Accepting the Nobel Prize for literature, as he did last year in Stockholm’s City Hall before a 1,000-plus crowd, now that’s daunting. A remnant of that experience, the lyrical acceptance speech he delivered named “My Father’s Suitcase,” is featured in “Other Colors.” Major awards aside, the author is most often inspired by the everyday occurrences that others would blindly let pass. Chapter titles like “Seagull in the Rain,” “My Wristwatches,” “To Look Out the Window” and “Frankfurter” don’t exactly seize the reader.
“The challenge of being a literary writer is to see things differently, to look at an empty living room, a chair, an empty wall or a flat, uninteresting landscape and to have your imagination work over some things. James Joyce called these moments of epiphany,” he said.

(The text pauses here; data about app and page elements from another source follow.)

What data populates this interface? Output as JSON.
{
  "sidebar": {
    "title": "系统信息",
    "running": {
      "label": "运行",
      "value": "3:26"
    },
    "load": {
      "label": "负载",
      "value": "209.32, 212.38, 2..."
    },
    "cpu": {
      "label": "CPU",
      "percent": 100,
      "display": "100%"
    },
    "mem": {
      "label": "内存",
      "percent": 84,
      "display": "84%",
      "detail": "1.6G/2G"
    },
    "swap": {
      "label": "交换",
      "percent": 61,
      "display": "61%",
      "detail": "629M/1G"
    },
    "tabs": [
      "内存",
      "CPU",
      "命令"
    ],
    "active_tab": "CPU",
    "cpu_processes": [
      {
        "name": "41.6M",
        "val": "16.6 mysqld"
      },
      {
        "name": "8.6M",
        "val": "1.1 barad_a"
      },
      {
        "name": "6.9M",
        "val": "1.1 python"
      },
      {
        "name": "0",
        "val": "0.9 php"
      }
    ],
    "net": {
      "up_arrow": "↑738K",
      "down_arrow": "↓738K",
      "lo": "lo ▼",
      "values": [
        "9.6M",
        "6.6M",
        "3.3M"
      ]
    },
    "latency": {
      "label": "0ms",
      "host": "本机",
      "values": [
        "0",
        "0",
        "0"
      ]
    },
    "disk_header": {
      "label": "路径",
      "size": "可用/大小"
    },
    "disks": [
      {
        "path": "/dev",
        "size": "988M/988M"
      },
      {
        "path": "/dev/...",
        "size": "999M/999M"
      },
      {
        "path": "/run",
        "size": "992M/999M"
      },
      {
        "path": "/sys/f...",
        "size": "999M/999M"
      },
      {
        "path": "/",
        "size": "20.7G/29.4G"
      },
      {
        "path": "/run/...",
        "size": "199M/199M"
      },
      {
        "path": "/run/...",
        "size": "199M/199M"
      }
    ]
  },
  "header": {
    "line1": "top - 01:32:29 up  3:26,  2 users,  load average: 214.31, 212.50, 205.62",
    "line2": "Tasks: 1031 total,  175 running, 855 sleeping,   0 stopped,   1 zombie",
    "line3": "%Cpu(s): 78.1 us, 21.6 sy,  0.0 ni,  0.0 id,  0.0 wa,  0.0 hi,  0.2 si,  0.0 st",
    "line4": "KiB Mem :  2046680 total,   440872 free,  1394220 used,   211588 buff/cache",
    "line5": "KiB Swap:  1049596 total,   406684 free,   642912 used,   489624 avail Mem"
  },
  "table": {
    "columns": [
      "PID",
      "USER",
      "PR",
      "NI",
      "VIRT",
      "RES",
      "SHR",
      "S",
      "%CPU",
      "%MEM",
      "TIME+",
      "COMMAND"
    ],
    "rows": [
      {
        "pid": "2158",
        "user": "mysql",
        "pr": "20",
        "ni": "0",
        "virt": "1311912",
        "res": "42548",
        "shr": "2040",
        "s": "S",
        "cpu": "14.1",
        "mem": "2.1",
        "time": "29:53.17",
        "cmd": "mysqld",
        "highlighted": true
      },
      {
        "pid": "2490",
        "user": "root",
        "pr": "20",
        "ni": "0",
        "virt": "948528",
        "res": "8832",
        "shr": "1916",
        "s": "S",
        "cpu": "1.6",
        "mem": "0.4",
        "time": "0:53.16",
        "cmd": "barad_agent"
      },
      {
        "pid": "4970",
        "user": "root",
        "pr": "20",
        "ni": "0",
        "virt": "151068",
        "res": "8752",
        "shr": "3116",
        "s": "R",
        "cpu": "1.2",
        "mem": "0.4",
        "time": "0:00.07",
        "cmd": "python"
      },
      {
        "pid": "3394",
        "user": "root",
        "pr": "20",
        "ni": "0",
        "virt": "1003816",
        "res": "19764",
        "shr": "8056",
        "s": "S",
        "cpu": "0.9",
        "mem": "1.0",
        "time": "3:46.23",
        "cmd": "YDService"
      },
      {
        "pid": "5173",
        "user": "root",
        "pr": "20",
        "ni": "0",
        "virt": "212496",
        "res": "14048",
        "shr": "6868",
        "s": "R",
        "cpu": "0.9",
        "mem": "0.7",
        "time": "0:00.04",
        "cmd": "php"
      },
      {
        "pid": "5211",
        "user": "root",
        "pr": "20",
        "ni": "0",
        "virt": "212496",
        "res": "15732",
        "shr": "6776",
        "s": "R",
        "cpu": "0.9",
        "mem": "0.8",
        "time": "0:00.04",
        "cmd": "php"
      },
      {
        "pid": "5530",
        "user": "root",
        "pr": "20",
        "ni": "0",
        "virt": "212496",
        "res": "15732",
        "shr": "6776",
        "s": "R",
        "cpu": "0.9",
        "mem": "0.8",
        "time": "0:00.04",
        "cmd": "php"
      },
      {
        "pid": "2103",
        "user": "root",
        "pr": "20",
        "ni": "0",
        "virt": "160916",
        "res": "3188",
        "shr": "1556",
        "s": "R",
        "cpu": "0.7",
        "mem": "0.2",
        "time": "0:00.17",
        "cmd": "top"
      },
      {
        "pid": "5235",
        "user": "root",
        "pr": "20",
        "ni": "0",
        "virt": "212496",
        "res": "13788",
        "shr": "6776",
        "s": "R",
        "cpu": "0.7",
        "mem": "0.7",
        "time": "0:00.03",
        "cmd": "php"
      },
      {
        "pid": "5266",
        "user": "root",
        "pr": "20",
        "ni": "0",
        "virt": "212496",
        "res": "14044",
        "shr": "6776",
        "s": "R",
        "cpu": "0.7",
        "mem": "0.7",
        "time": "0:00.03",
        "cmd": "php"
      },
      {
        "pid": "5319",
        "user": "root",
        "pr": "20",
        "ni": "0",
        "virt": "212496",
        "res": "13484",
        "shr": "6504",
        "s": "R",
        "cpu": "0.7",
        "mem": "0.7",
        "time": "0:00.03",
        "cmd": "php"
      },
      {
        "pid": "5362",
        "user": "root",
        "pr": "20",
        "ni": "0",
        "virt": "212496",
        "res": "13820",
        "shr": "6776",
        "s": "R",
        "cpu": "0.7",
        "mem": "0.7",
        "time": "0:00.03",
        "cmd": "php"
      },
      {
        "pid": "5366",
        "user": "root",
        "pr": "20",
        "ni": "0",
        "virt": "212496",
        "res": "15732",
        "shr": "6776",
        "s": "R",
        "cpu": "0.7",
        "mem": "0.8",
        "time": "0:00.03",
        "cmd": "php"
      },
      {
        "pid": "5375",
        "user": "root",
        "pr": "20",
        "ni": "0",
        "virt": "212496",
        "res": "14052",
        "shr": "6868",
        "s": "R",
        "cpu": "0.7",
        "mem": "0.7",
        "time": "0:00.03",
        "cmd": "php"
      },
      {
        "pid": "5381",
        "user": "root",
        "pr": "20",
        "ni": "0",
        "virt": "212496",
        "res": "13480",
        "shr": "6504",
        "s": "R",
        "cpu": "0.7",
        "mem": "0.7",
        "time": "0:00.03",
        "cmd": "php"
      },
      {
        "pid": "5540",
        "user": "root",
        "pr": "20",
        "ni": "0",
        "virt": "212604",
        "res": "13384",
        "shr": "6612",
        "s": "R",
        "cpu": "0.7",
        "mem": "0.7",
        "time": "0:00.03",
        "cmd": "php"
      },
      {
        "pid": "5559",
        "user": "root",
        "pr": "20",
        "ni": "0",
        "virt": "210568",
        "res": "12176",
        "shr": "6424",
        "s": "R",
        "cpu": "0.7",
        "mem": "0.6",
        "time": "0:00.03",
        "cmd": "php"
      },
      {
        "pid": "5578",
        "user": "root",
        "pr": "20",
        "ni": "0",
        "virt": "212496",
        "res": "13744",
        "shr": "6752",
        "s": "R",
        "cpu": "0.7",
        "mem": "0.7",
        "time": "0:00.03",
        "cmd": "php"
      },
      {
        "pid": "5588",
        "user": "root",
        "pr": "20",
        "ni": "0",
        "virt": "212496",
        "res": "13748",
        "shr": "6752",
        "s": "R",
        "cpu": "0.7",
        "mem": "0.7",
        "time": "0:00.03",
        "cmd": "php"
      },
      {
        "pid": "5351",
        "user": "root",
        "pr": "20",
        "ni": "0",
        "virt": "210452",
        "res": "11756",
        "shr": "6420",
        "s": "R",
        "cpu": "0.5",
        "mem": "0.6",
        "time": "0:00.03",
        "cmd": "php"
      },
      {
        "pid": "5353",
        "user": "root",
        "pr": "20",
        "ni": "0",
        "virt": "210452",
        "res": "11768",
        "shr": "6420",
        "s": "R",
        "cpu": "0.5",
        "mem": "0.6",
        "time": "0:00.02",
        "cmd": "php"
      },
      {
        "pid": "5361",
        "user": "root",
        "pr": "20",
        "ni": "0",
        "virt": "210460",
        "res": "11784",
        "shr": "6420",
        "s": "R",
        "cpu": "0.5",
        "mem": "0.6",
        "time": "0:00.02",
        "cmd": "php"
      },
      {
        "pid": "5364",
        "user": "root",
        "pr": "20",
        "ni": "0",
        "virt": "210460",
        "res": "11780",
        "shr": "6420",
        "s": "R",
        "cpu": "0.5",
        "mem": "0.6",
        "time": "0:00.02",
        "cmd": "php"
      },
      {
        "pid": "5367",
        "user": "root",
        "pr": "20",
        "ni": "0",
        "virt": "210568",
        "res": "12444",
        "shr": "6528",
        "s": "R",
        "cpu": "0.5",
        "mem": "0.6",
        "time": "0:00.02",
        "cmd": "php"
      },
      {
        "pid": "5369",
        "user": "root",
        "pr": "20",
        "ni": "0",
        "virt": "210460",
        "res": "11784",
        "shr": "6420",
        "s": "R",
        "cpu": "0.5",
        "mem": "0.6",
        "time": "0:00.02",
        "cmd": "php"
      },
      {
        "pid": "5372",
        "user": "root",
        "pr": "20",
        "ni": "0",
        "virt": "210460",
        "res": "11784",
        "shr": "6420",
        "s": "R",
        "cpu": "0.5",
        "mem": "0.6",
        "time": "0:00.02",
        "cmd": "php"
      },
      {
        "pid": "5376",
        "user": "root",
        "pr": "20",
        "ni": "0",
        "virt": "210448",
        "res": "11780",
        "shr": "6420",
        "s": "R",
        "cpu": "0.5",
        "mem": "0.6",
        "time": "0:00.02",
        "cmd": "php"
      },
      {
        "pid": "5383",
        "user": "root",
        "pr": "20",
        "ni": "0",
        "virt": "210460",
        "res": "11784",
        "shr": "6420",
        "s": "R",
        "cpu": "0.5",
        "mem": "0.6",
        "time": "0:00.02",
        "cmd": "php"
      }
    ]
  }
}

That doesn’t mean Pamuk is afraid to tackle weightier subjects. In “In Kars and Frankfurt,” he hints at improving mankind, “By putting ourselves in another’s shoes, by using our imaginations to shed our identities, we are able to set ourselves free.”
In fact, liberty, whether it be in the traditional sense or freedom of speech, is something Turkey’s most famous writer has been outspoken about and subsequently chastised for in his homeland for years. In 2005, he blasted his country’s acquired amnesia about the 1915 Armenian genocide and for suppressing the Kurdish minority. Still, Pamuk does not see himself as a political figure. “I see myself as a writer who has fallen into the political side sometimes, based on some comments I made that were taboo. In Turkey, there are so many things we can’t talk about. I don’t have a political agenda. I have political ideas. But very few go into my novels.”
Recently, Pamuk, a Columbia University professor, closed on a Riverside Drive apartment. “I feel freer in New York,” Pamuk says. “In Turkey, I felt responsible for political sin, cultural sin — for everything.”
His life in the States, however, remains quite uncomplicated. He doesn’t own a TV, preferring to read, take near-constant notes, spend time with his 16-year-old daughter, take walks and watch DVDs. Any downtime often leads him back to his desk. “Writing is neither a business nor a job, it is something I get delight from. And when I have more time, I write,” he said. “I am not such a superficial person to be happy with the success of my books. I need literature and writing not for my ego but sort of like a pill or medicine I need to take every day.”